This page contains archived content and is no longer being updated. At the time of publication, it represented the best available science. However, more recent observations and studies may have rendered some content obsolete.
For eleven seconds on Tuesday morning February 22, 2005, the ground shook in southern Iran as a 6.4-magnitude earthquake rattled the mountainous area near the town of Zarand. According to news reports, more than 500 people have been killed, and tens of thousands of people have been affected in dozens of scattered villages, many of which were almost completely destroyed.
This image shows the topography around the town of Zarand, in the Kerman region to the west of the Lut Desert. Two lines of mountains run southeastward through the scene, separated by a broad valley, through which the Shur Ab River flows. The approximate location of the earthquake’s epicenter is marked with a red dot near image center. The highest elevations in the scene (white) are found on the summit of Kuhpayeh Mountain, near the right center edge.

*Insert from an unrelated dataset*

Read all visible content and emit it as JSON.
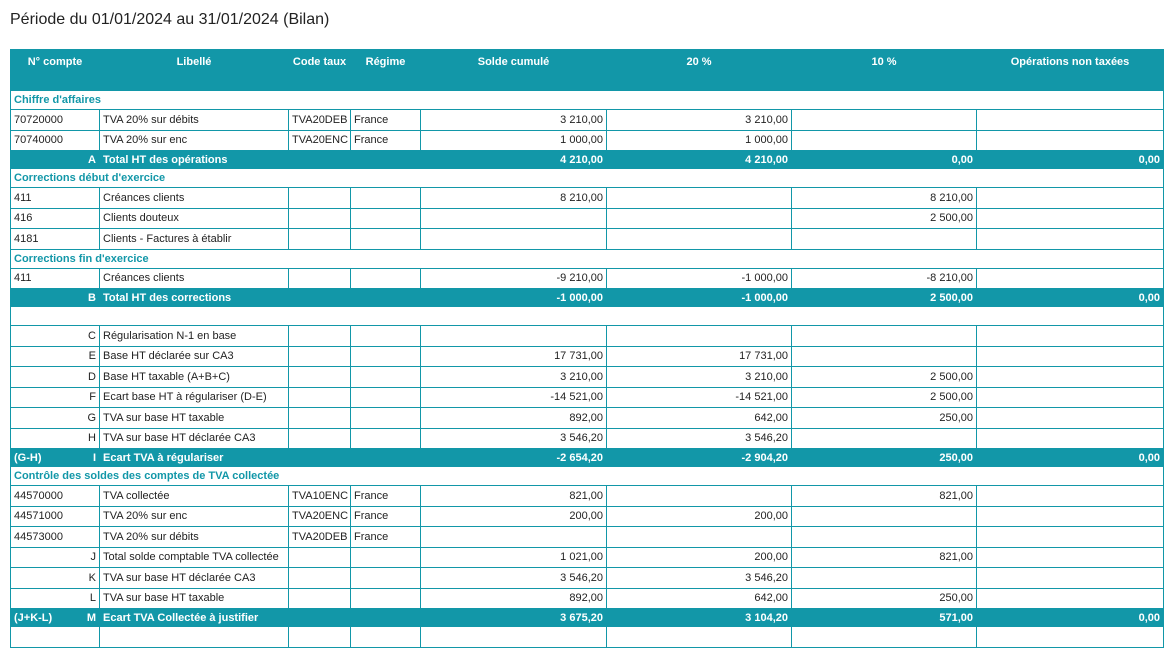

Iran is very seismically active. The land there is being compressed by the coming together of the Arabian tectonic plate to the west and the Eurasian plate to the east-northeast. Much of the compressional force of the two plates pushing together is released by mountain-building and rock-folding processes in the Zagros Mountains, which overlook the Persian Gulf, to the west of this scene. However, in the central-east portion of Iran, the pressure is released at numerous “strike-slip” faults, places where the plates grind past each other in a sideways motion, rather than over or under each other. The town of Zarand is located along one of several northwest-southeast slip faults in the region north of the town of Kerman.
This image shows elevation data acquired by NASA’s Shuttle Radar Topography Mission (SRTM) on the Space Shuttle Endeavour, launched on February 11, 2000. SRTM used the same radar instrument that comprised the Spaceborne Imaging Radar-C/X-Band Synthetic Aperture Radar (SIR-C/X-SAR) that flew twice on the Space Shuttle Endeavour in 1994.
For SRTM, engineers refined the technology of previous missions by adding a 60-meter (approximately 200-foot) mast, installing additional C-band and X-band antennas, and improving tracking and navigation devices. These refinements allowed SRTM to collect the 3-dimensional observations of Earth’s surface.
The mission is a cooperative project between NASA, the National Geospatial-Intelligence Agency (NGA) of the U.S. Department of Defense and the German and Italian space agencies. It is managed by NASA’s Jet Propulsion Laboratory, Pasadena, Calif., for NASA’s Earth Science Enterprise, Washington, D.C.
NASA image created by Jesse Allen, Earth Observatory, using SRTM data obtained from the University of Maryland’s Global Land Cover Facility.